The fear of making a mistake and the fear of failure live at the heart of what keeps many people stuck. Whether you’re struggling with relationship anxiety, career stagnation, depression, or generalized anxiety, the fear of making a mistake creates a debilitating and frustrating state of paralysis where you simply can’t move forward and express the longings in your heart.
I’ve often received emails like the following, one of which sparked my initial inspiration to create the Trust Yourself program years ago:
I’ve been able to work through my relationship anxiety, but now I’m suffering from career anxiety. I long to move my career to the next level and start my own business, but my fear of failure and making a mistake get in the way. Every time I start to move forward, the chorus of negative voices start chattering in my ear about all the reasons why it won’t work, why I’m not … Click here to continue reading…
. . . → Read More: The Fear of Making a Mistake
“When I do something well and have success, I feel like it’s a fluke.”
“I walk around feeling like a fraud. I don’t trust that I’m honestly capable of doing the things that I do.”
“I have this nagging sense that I’m going to be found out, like I’m a fake.”
A fluke. A fraud. A fake. The imposter syndrome. Thanks to the Internet, most people have heard of this insidious and demoralizing way of walking through the world, but few people know how it forms and what to do about it. Moving through life feeling like we’re going to be “found out” leads a subtle but chronic sense of anxiety. As such, it’s worth spending some time unraveling the elements that comprise this painful way of regarding oneself.
These are the common personality traits of those who suffer from the imposter syndrome:… Click here to continue reading…

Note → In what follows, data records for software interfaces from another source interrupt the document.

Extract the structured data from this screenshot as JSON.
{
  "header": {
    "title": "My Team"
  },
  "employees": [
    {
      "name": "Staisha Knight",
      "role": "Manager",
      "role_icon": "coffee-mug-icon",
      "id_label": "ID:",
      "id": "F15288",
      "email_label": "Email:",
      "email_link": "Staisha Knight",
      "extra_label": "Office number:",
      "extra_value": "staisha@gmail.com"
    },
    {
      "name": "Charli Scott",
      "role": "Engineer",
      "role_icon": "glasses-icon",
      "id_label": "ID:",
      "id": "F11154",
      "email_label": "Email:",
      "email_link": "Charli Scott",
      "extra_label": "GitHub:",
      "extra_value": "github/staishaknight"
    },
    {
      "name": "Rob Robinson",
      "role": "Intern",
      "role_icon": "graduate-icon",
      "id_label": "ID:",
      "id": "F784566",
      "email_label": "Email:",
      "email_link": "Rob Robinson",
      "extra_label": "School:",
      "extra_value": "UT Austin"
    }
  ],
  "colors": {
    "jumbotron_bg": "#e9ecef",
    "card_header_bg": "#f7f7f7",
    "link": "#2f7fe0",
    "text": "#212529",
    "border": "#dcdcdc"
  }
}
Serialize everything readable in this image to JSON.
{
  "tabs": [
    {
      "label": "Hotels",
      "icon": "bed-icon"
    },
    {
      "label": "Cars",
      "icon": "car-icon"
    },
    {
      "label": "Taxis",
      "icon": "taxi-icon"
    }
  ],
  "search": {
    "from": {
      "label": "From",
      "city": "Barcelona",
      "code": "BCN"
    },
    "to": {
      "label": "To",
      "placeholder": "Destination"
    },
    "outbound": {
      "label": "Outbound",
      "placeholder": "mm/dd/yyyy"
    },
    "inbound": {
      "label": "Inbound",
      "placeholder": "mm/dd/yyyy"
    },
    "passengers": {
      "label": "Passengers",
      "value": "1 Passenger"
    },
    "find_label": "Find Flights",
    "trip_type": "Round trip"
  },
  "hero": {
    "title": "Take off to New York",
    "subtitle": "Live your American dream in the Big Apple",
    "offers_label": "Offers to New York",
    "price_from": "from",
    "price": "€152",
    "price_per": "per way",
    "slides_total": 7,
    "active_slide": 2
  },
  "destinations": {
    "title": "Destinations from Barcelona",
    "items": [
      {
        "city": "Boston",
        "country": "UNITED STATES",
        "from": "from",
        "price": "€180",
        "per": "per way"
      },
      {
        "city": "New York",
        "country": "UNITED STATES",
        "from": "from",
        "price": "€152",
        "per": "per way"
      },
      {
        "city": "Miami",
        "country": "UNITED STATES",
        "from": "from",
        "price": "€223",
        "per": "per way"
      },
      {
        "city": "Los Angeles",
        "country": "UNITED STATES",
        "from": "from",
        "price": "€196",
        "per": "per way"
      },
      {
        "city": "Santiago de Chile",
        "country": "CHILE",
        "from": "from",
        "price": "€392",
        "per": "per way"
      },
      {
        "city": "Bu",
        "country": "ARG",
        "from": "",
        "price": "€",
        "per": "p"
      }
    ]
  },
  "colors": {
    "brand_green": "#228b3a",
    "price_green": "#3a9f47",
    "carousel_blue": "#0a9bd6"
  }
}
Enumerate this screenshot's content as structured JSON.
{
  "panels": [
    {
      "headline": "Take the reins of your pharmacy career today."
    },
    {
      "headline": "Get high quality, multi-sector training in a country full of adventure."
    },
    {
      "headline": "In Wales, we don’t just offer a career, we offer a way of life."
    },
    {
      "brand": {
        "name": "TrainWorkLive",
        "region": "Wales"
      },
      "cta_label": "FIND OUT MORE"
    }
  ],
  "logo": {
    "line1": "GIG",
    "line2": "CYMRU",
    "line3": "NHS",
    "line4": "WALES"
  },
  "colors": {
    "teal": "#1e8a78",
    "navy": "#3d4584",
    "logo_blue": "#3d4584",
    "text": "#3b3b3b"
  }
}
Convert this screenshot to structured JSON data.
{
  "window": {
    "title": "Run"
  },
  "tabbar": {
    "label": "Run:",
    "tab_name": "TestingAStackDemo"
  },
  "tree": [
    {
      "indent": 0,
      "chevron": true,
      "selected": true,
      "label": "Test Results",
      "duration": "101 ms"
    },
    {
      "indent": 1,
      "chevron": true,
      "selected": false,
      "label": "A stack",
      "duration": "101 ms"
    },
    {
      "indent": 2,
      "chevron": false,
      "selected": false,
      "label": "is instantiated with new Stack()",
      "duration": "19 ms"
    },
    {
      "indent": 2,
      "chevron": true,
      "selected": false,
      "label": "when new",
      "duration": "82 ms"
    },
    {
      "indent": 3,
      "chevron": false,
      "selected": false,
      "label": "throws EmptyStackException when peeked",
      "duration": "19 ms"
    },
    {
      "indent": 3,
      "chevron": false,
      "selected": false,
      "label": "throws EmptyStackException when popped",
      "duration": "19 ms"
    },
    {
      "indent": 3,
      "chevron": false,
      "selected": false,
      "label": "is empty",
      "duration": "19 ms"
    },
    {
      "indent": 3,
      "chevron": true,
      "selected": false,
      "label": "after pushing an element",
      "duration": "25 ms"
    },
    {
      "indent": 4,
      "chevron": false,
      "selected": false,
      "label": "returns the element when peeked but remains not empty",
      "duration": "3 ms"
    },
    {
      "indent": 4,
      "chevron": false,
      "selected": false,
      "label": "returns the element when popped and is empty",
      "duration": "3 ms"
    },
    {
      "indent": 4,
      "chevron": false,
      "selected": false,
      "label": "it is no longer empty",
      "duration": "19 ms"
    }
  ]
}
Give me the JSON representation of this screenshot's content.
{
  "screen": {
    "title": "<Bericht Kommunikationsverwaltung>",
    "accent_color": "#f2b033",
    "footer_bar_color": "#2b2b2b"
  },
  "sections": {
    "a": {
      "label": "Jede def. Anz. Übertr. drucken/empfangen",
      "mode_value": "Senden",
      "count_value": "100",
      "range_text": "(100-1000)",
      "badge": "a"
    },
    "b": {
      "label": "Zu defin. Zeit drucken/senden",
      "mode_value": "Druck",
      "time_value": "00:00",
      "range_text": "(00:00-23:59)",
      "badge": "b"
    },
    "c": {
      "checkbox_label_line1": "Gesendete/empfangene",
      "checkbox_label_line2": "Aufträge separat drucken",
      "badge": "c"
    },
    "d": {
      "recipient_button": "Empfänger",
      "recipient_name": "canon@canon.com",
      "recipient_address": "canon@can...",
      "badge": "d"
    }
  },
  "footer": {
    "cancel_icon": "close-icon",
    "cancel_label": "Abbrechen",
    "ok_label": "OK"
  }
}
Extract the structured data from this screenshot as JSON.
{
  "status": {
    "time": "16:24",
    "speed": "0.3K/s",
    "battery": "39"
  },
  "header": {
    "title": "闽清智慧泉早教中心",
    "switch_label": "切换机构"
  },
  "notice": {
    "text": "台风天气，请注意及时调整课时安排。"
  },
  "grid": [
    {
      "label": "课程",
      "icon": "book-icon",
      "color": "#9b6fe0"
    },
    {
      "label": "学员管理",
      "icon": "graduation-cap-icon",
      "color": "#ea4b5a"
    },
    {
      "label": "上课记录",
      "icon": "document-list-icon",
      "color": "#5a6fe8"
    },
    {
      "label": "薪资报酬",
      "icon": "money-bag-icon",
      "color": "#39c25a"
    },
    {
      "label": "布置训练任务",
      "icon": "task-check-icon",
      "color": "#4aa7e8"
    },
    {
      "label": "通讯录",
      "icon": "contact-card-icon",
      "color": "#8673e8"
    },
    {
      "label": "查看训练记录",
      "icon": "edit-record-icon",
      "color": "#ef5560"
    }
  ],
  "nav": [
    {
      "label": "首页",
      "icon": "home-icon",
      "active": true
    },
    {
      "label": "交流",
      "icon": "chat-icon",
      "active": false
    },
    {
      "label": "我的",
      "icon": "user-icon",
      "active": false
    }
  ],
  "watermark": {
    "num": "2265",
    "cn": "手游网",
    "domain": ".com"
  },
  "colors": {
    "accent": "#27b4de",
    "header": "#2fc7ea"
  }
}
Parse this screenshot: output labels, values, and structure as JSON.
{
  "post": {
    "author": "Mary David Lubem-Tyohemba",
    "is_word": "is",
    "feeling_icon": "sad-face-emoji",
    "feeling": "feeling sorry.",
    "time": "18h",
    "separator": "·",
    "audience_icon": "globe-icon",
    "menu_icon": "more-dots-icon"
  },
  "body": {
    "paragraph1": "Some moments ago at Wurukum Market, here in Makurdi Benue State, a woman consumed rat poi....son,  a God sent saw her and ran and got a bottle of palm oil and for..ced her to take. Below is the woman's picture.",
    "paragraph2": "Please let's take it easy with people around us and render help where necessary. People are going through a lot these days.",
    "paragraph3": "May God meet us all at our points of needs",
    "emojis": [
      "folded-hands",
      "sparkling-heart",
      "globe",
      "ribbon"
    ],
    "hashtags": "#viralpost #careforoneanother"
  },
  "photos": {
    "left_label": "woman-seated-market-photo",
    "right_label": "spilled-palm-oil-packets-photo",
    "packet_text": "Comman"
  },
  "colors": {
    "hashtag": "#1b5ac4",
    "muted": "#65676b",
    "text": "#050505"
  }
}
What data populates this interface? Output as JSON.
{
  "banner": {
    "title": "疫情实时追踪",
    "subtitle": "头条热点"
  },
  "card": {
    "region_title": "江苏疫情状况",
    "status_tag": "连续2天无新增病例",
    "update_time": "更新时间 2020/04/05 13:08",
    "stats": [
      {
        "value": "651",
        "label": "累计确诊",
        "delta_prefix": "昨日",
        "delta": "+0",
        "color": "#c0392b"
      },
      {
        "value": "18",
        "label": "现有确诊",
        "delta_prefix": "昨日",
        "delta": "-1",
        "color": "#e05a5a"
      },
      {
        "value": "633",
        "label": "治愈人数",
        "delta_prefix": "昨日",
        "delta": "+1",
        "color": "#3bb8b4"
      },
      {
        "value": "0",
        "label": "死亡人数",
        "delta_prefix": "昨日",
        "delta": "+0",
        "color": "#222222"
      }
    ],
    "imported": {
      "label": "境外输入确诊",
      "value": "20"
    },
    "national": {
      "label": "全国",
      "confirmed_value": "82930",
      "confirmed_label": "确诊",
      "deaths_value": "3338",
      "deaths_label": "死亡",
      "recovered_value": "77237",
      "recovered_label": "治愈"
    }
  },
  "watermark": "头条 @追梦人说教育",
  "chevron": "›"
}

Highly sensitive High achieving Perfectionist . . . → Read More: The Imposter Syndrome
“Jung observed that the Aboriginal people of Australia spend two-thirds of their waking lives in some form of inner work… We modern people can scarcely find a few hours free in an entire week to devote to the inner world.”
- Robert Johnson, Inner Work: Using Dreams and Active Imagination for Personal Growth
The time comes when life as you’ve been living it is no longer working. Perhaps you’ve been taken down by illness. Perhaps insomnia is punctuating your sleep night after night, week after week, year after year. Perhaps you’ve reached your breaking point with the incessant barrage of worry and intrusive thoughts that parade across your brain every hour of the day. Perhaps you’re exhausted by your lifelong tendency to absorb other people’s lives and care so much about what others think.
Guided by an extroverted culture that teaches us to externally-reference our sense of Self, … Click here to continue reading…
. . . → Read More: The Call to Turn Inward
One might think, given how much I write about relationships, that I would write more about sex. I’ve touched on the subject sporadically – here and here and here – but I haven’t delved into the topic in depth for a variety of reasons, the primary being that it’s such a vast and complicated realm that it’s difficult to do it justice in a single article. Still, because the topic arises so frequently with my clients and on my forums, it’s worth diving in a bit more, even if we only scratch the surface.
I’ve written about what’s “normal” and hopefully have shed some light on the connection between anxiety and sex. A large part of my work consists of debunking the pernicious “shoulds” that weigh heavily into psyches and mutate into shame. When we’re up against an externally derived barometer of what a healthy relationship should look like, we … Click here to continue reading…
. . . → Read More: Sex Begets Sex
At the center of ourselves, at the very center of our body and our soul, lives the heart. When we allow ourselves to stay in the flow of the feelings of life – feeling sadness when it reaches out like a child in the dark, feeling jealousy when it pricks the side of the eyes, feeling anger when it scalds like lava, feeling joy when it hums and laughs – the heart remains open and fully alive. In this openhearted state we’re more attuned to gratitude, we feel excited by life, we’re open to creative inspiration, we inhabit our bodies, and we’re more open to giving and receiving love with our loved ones.
But so often we plunge up our hearts like a cork in a bottle. We do this because we learned early in life, from a culture that doesn’t have the faintest clue how to guide its members … Click here to continue reading…
. . . → Read More: The Uncorked Heart